This article is the first of what may become a series if it attracts enough interest. It’s title has been inspired by a song performed by the Everly Brothers that was Number One on the UK Hit Parade for 7 weeks in 1958, and sung almost continuously at the time by my recently wedded wife .
Before retirement, I benefited from long term employment in manufacturing industry, transformed over the last 10 years by the Thatcher preference for Service Industries requiring sale of our family home and two changes of employment during my mid-late 50’s.
Whilst employed I travelled extensively for work to the Americas, Asia, the Middle East, Southern Africa and Australasia and managed to fit in occasional weekends as a tourist en-route to or from business destinations. But I was always left with a feeling I would like to see and know more about the places visited.
I was also happily married from my early twenties and we had three children who now have children in their own early twenties and late teens. My wife and I planned to tour Europe in a motorhome or caravan when I retired.
But then, in 1994, breast cancer we thought surgeons had defeated five years earlier recurred. This time it was terminal and my wife died in early 1995, followed six months later by my father from leukemia. These events presented the question – What shall I do with the rest of my life?
My younger brother, also happily married and with three teenage children of his own, was in a more stable state than I was myself and was able to take on some of the responsibility for looking after my mother.
Negative answers about my own life were the first to come to mind. I didn’t want to follow alone the post retirement life my wife and I had planned together. Nor did I want to live alone in the house in Northumberland or the flat in Kent (to retain a base near friends and family) we had bought when compelled by job changes to sell our family home in Surrey.
I had been pretty active physically throughout my life, enjoying cycling and sport of various forms and remembered my curiosity about far-flung places and people. So, my new lifestyle would need to include travel and physical activity – what could I try?
Remembering I’d enjoyed books by people who had first lived in the normal world then taken up sailing in later life I wondered if that lifestyle would satisfy my needs. Map Publisher Francis Chichester and Greengrocer Alec Rose had both been knighted for their accomplishments and whilst I had no ambition to set records or be publicly honoured I did think long distance sailing sounded suitably interesting and adventurous.
So, I immersed myself in learning as much as I could as quickly as I could both by reading and by attending a sailing school each weekend during the last few months of my employment before retirement on my 60th birthday.
At this time the Internet was still in its infancy so my reading mainly consisted of the monthly UK Yachting Magazines and older books like Joshua Slocum’s “Sailing Alone Around the World” and Adlard Cole’s “Heavy Weather Sailing”.
I didn’t know at this stage whether my reading and attendance at sailing school would lead to dismissing the idea of cruising as a fantasy or encourage me to pursue it further.

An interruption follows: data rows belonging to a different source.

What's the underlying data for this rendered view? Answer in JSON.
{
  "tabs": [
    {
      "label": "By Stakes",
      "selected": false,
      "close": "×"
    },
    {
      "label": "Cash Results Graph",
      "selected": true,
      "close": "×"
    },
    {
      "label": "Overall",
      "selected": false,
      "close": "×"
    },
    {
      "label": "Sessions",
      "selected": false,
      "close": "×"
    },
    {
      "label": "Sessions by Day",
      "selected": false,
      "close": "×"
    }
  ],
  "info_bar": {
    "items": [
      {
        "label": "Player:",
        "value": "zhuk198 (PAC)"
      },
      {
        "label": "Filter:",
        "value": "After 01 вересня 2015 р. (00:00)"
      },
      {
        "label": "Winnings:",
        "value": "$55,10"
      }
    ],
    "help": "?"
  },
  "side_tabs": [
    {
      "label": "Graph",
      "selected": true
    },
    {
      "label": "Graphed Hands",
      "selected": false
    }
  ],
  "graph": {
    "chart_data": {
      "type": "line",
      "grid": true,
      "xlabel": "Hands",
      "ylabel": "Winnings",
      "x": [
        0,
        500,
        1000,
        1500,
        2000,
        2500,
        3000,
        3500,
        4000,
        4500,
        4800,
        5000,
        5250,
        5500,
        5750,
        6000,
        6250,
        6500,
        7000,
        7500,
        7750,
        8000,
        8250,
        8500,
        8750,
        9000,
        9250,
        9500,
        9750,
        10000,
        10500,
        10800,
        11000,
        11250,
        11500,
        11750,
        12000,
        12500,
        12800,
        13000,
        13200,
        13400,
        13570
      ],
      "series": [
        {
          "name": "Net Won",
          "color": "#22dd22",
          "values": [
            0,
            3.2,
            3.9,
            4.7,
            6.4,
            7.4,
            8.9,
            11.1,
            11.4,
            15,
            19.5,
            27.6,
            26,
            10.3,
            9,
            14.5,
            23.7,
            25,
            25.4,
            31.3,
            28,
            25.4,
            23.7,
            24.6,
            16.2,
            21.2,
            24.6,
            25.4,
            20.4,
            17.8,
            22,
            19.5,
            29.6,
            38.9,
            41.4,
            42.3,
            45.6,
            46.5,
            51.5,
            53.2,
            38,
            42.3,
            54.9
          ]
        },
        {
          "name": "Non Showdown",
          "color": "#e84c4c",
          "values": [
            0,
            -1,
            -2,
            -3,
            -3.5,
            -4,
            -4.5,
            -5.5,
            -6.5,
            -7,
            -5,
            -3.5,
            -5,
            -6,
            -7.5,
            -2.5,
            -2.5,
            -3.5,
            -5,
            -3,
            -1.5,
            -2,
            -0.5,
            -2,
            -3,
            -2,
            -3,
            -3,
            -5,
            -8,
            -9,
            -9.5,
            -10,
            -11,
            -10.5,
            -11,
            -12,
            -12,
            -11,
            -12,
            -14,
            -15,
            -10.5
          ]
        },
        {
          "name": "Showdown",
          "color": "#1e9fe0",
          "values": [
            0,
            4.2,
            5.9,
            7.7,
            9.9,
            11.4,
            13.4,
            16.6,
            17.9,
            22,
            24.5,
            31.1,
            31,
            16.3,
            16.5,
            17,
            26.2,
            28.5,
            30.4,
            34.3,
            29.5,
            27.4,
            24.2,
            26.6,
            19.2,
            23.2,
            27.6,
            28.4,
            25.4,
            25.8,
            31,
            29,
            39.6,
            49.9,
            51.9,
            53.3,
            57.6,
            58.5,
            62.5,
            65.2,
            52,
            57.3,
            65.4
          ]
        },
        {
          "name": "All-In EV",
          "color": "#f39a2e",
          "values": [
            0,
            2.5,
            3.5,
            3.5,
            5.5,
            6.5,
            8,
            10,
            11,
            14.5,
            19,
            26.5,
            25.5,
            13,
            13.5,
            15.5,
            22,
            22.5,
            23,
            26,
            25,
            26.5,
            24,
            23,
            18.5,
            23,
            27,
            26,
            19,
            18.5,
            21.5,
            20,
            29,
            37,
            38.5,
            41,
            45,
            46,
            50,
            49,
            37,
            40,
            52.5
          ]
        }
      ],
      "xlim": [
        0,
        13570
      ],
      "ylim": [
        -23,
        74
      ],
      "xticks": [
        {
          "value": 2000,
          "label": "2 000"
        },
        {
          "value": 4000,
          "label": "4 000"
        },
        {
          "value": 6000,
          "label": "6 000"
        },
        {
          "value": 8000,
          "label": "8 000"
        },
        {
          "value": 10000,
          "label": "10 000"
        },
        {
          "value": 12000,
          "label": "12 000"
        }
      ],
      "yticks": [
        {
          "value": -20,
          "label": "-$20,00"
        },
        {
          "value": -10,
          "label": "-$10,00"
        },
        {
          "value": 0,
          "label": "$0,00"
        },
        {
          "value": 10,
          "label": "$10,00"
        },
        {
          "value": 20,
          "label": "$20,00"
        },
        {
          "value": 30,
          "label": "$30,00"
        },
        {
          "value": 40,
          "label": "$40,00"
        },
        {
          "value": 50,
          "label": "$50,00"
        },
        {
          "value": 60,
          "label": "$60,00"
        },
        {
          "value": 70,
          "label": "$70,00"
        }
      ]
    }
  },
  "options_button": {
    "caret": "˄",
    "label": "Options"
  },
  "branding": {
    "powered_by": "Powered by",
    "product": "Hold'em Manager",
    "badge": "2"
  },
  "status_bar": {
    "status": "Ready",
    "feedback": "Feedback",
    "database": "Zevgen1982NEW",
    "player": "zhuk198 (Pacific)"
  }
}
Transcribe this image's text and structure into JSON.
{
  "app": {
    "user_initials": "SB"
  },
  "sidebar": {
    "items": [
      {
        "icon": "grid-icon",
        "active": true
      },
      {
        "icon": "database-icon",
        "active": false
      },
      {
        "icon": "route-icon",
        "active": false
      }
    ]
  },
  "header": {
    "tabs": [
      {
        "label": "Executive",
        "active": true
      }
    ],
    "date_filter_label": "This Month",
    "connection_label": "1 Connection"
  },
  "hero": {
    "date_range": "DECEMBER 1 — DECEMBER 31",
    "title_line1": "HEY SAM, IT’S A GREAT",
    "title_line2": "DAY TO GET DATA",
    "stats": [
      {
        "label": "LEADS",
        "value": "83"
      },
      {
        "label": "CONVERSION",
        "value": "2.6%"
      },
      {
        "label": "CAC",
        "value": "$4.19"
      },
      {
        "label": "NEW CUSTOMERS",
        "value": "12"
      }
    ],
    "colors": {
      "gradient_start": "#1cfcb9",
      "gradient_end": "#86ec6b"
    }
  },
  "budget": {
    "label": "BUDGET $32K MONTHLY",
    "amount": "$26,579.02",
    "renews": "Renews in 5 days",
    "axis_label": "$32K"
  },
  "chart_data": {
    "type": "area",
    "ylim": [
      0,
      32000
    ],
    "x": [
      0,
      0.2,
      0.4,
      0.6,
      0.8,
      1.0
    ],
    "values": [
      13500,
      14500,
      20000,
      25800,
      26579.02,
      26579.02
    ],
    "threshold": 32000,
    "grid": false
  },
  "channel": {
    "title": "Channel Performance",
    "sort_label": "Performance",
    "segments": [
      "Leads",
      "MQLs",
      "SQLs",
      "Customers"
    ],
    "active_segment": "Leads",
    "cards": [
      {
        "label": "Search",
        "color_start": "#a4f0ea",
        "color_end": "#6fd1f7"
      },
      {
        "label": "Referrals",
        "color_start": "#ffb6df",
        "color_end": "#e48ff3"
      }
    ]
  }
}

Doing both certainly helped me avoid falling into depression or despair following the demise of my wife and father.
© text and images Ancient Mariner 2020
The Goodnight Vienna Audio file